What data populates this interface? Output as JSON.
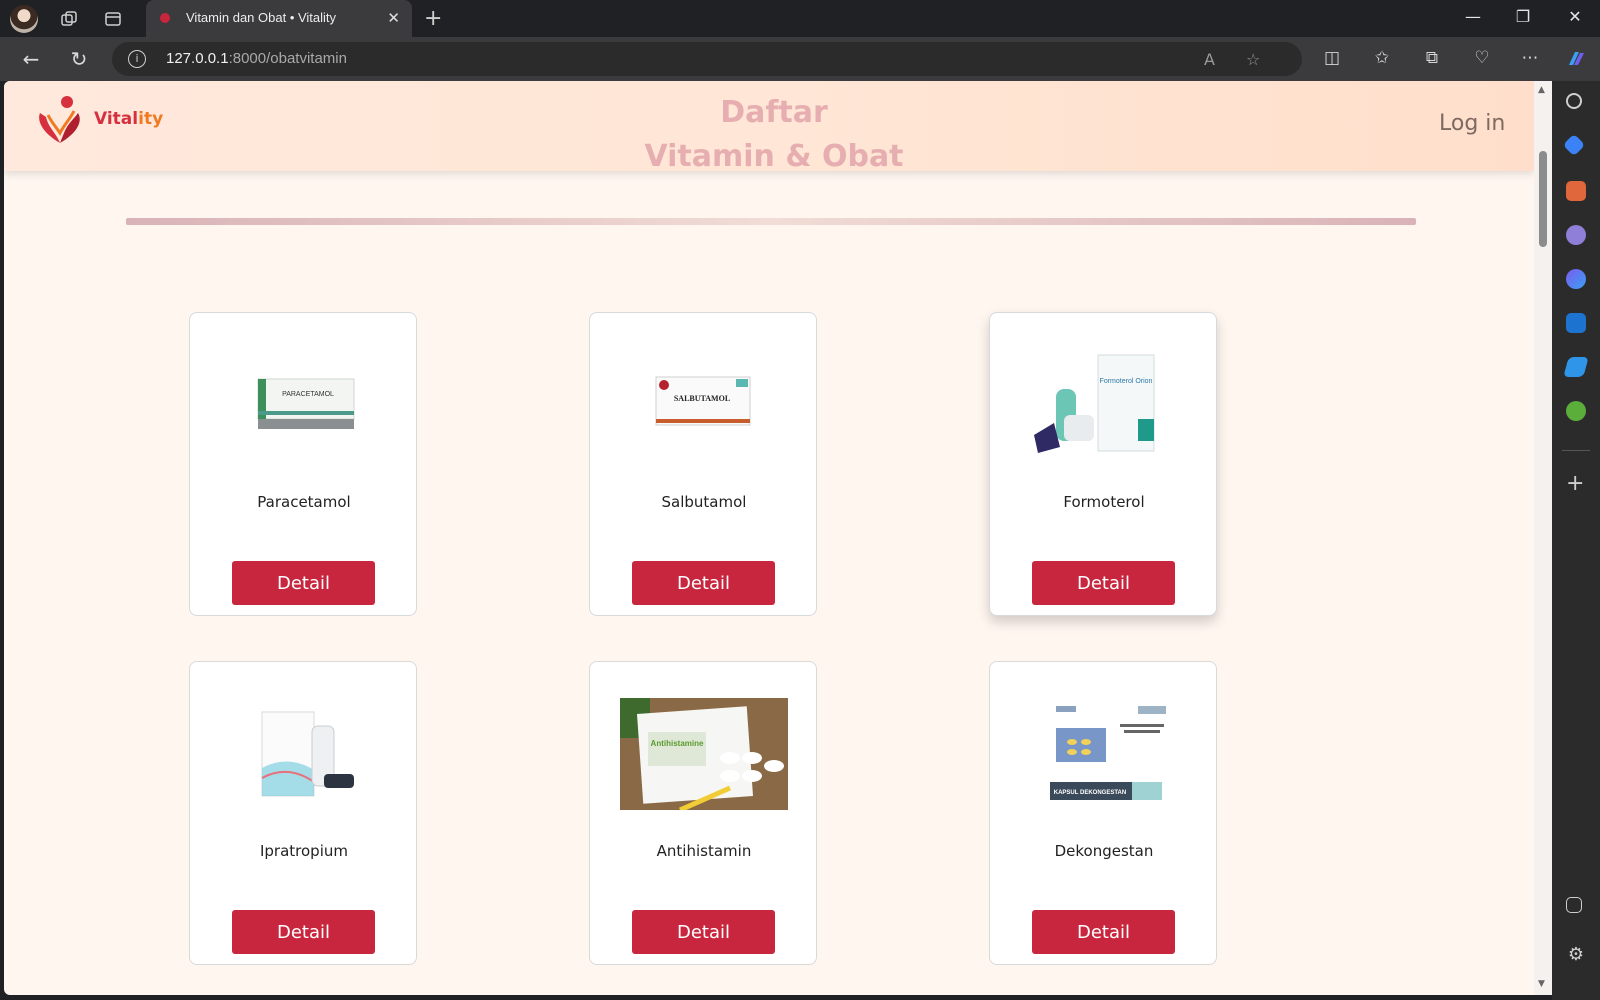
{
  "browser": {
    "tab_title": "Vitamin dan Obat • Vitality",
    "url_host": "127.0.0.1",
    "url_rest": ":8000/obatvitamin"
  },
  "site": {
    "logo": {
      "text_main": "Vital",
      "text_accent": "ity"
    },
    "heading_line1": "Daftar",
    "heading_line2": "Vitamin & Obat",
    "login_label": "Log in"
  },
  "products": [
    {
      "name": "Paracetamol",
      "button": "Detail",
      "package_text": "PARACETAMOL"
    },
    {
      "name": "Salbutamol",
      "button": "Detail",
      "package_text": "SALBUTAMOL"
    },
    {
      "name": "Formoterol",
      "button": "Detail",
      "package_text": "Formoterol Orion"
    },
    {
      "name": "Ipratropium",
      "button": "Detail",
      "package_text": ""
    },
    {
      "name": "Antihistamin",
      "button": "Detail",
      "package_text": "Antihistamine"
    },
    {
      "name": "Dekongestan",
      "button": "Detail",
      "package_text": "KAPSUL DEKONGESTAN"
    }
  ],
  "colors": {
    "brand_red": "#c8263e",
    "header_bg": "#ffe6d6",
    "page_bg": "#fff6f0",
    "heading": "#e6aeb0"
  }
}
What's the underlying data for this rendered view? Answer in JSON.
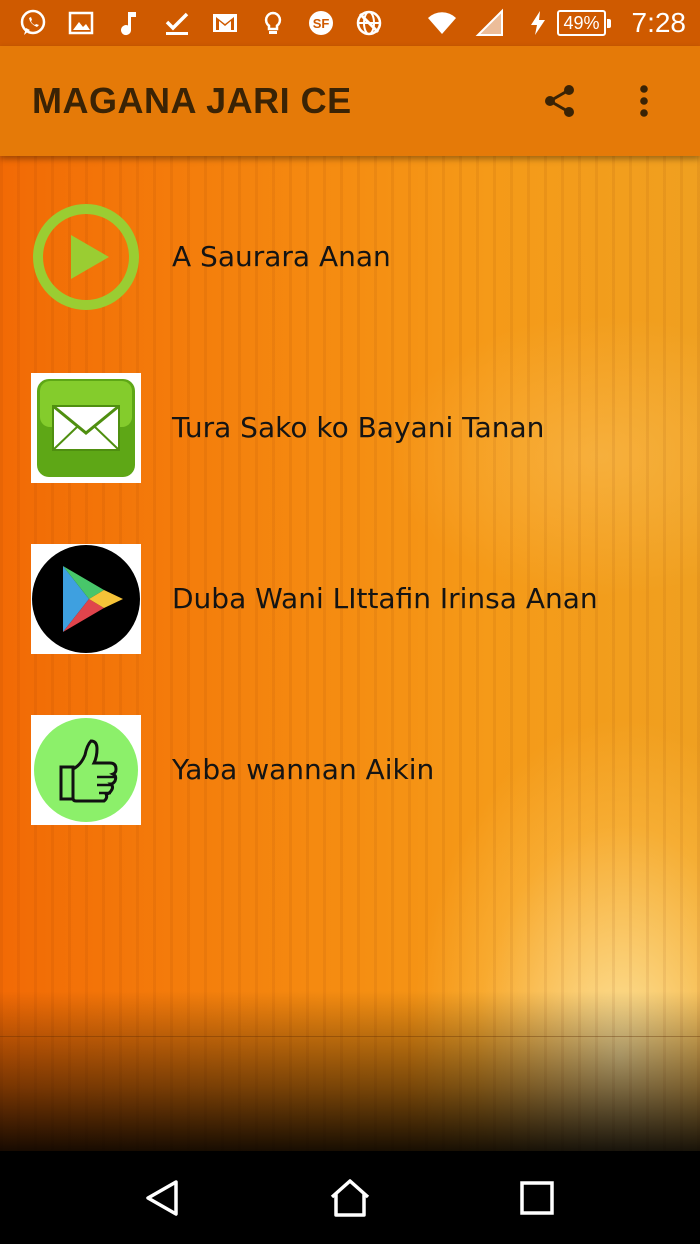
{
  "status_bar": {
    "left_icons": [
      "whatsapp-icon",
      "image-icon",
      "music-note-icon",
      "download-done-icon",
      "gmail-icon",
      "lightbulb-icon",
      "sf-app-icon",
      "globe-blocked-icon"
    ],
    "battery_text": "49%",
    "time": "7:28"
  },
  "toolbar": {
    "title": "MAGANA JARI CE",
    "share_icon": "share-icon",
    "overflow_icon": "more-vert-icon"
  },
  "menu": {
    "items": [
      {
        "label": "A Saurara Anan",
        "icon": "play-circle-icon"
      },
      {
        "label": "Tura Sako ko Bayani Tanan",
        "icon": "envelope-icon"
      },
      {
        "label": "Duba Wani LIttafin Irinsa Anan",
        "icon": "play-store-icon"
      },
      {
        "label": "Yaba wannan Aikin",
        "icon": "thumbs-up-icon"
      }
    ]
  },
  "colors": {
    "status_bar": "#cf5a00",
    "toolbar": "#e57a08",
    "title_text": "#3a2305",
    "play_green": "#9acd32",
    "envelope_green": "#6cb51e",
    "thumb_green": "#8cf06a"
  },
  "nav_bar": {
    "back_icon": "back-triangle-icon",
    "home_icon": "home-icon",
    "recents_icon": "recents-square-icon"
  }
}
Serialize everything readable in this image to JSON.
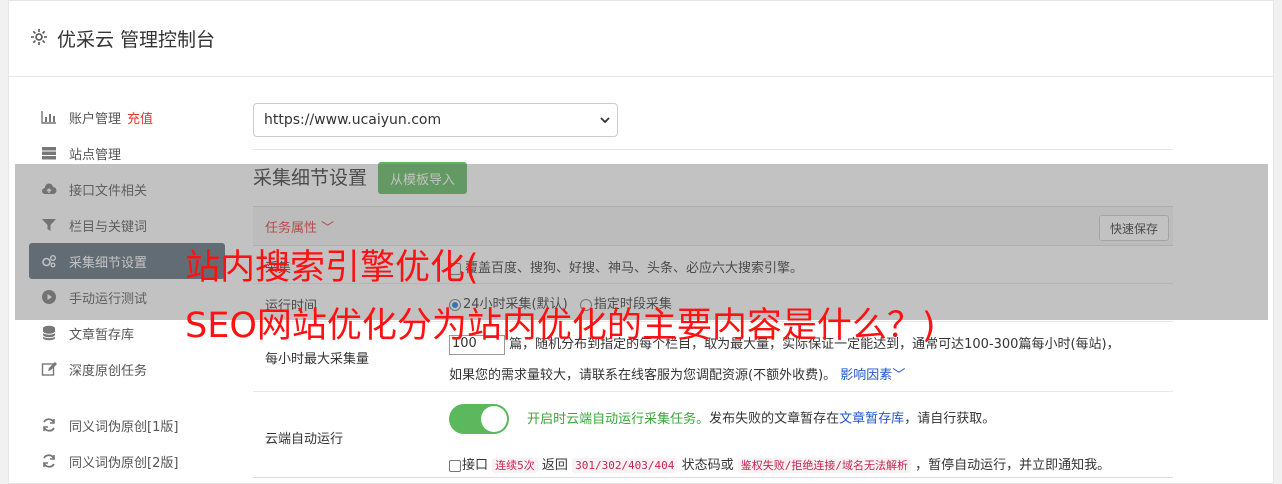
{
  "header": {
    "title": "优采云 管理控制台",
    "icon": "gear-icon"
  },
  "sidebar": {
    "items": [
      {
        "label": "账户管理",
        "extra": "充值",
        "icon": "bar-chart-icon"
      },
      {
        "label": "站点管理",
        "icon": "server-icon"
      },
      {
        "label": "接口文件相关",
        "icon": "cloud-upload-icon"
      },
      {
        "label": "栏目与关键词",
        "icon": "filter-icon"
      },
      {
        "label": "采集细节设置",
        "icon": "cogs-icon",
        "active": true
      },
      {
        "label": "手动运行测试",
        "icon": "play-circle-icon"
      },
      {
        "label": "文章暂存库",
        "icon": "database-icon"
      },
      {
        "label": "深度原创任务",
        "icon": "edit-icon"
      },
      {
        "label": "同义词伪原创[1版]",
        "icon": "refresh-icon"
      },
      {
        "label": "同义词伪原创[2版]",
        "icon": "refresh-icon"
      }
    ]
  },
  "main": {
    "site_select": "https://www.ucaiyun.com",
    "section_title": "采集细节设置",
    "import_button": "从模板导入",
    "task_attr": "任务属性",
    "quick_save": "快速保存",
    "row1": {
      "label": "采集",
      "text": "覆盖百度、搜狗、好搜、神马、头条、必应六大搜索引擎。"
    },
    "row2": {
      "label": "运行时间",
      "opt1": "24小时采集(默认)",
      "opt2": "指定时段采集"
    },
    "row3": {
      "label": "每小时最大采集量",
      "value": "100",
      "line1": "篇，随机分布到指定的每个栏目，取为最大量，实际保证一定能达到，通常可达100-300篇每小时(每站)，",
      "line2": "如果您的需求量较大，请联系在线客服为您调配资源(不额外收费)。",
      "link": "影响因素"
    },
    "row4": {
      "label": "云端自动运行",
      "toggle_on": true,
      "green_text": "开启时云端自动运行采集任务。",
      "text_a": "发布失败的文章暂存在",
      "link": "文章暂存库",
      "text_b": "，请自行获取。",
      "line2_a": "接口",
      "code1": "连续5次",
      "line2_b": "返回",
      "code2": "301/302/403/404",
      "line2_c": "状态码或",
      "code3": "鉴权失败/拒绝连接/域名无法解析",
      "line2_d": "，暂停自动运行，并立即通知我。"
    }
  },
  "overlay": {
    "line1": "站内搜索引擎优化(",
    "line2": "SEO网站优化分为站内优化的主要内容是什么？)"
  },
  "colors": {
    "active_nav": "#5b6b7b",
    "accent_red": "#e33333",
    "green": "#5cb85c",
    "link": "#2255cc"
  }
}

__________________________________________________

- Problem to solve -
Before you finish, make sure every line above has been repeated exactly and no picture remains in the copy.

- Worked solution -
What data populates this interface? Output as JSON.
{
  "browser": {
    "tab_title": "Vitamin dan Obat • Vitality",
    "url_host": "127.0.0.1",
    "url_rest": ":8000/obatvitamin"
  },
  "site": {
    "logo": {
      "text_main": "Vital",
      "text_accent": "ity"
    },
    "heading_line1": "Daftar",
    "heading_line2": "Vitamin & Obat",
    "login_label": "Log in"
  },
  "products": [
    {
      "name": "Paracetamol",
      "button": "Detail",
      "package_text": "PARACETAMOL"
    },
    {
      "name": "Salbutamol",
      "button": "Detail",
      "package_text": "SALBUTAMOL"
    },
    {
      "name": "Formoterol",
      "button": "Detail",
      "package_text": "Formoterol Orion"
    },
    {
      "name": "Ipratropium",
      "button": "Detail",
      "package_text": ""
    },
    {
      "name": "Antihistamin",
      "button": "Detail",
      "package_text": "Antihistamine"
    },
    {
      "name": "Dekongestan",
      "button": "Detail",
      "package_text": "KAPSUL DEKONGESTAN"
    }
  ],
  "colors": {
    "brand_red": "#c8263e",
    "header_bg": "#ffe6d6",
    "page_bg": "#fff6f0",
    "heading": "#e6aeb0"
  }
}
What's the underlying data for this rendered view? Answer in JSON.
{
  "status_bar": {
    "left_icons": [
      "whatsapp-icon",
      "image-icon",
      "music-note-icon",
      "download-done-icon",
      "gmail-icon",
      "lightbulb-icon",
      "sf-app-icon",
      "globe-blocked-icon"
    ],
    "battery_text": "49%",
    "time": "7:28"
  },
  "toolbar": {
    "title": "MAGANA JARI CE",
    "share_icon": "share-icon",
    "overflow_icon": "more-vert-icon"
  },
  "menu": {
    "items": [
      {
        "label": "A Saurara Anan",
        "icon": "play-circle-icon"
      },
      {
        "label": "Tura Sako ko Bayani Tanan",
        "icon": "envelope-icon"
      },
      {
        "label": "Duba Wani LIttafin Irinsa Anan",
        "icon": "play-store-icon"
      },
      {
        "label": "Yaba wannan Aikin",
        "icon": "thumbs-up-icon"
      }
    ]
  },
  "colors": {
    "status_bar": "#cf5a00",
    "toolbar": "#e57a08",
    "title_text": "#3a2305",
    "play_green": "#9acd32",
    "envelope_green": "#6cb51e",
    "thumb_green": "#8cf06a"
  },
  "nav_bar": {
    "back_icon": "back-triangle-icon",
    "home_icon": "home-icon",
    "recents_icon": "recents-square-icon"
  }
}
Serialize everything readable in this image to JSON.
{
  "header": {
    "title": "优采云 管理控制台",
    "icon": "gear-icon"
  },
  "sidebar": {
    "items": [
      {
        "label": "账户管理",
        "extra": "充值",
        "icon": "bar-chart-icon"
      },
      {
        "label": "站点管理",
        "icon": "server-icon"
      },
      {
        "label": "接口文件相关",
        "icon": "cloud-upload-icon"
      },
      {
        "label": "栏目与关键词",
        "icon": "filter-icon"
      },
      {
        "label": "采集细节设置",
        "icon": "cogs-icon",
        "active": true
      },
      {
        "label": "手动运行测试",
        "icon": "play-circle-icon"
      },
      {
        "label": "文章暂存库",
        "icon": "database-icon"
      },
      {
        "label": "深度原创任务",
        "icon": "edit-icon"
      },
      {
        "label": "同义词伪原创[1版]",
        "icon": "refresh-icon"
      },
      {
        "label": "同义词伪原创[2版]",
        "icon": "refresh-icon"
      }
    ]
  },
  "main": {
    "site_select": "https://www.ucaiyun.com",
    "section_title": "采集细节设置",
    "import_button": "从模板导入",
    "task_attr": "任务属性",
    "quick_save": "快速保存",
    "row1": {
      "label": "采集",
      "text": "覆盖百度、搜狗、好搜、神马、头条、必应六大搜索引擎。"
    },
    "row2": {
      "label": "运行时间",
      "opt1": "24小时采集(默认)",
      "opt2": "指定时段采集"
    },
    "row3": {
      "label": "每小时最大采集量",
      "value": "100",
      "line1": "篇，随机分布到指定的每个栏目，取为最大量，实际保证一定能达到，通常可达100-300篇每小时(每站)，",
      "line2": "如果您的需求量较大，请联系在线客服为您调配资源(不额外收费)。",
      "link": "影响因素"
    },
    "row4": {
      "label": "云端自动运行",
      "toggle_on": true,
      "green_text": "开启时云端自动运行采集任务。",
      "text_a": "发布失败的文章暂存在",
      "link": "文章暂存库",
      "text_b": "，请自行获取。",
      "line2_a": "接口",
      "code1": "连续5次",
      "line2_b": "返回",
      "code2": "301/302/403/404",
      "line2_c": "状态码或",
      "code3": "鉴权失败/拒绝连接/域名无法解析",
      "line2_d": "，暂停自动运行，并立即通知我。"
    }
  },
  "overlay": {
    "line1": "站内搜索引擎优化(",
    "line2": "SEO网站优化分为站内优化的主要内容是什么？)"
  },
  "colors": {
    "active_nav": "#5b6b7b",
    "accent_red": "#e33333",
    "green": "#5cb85c",
    "link": "#2255cc"
  }
}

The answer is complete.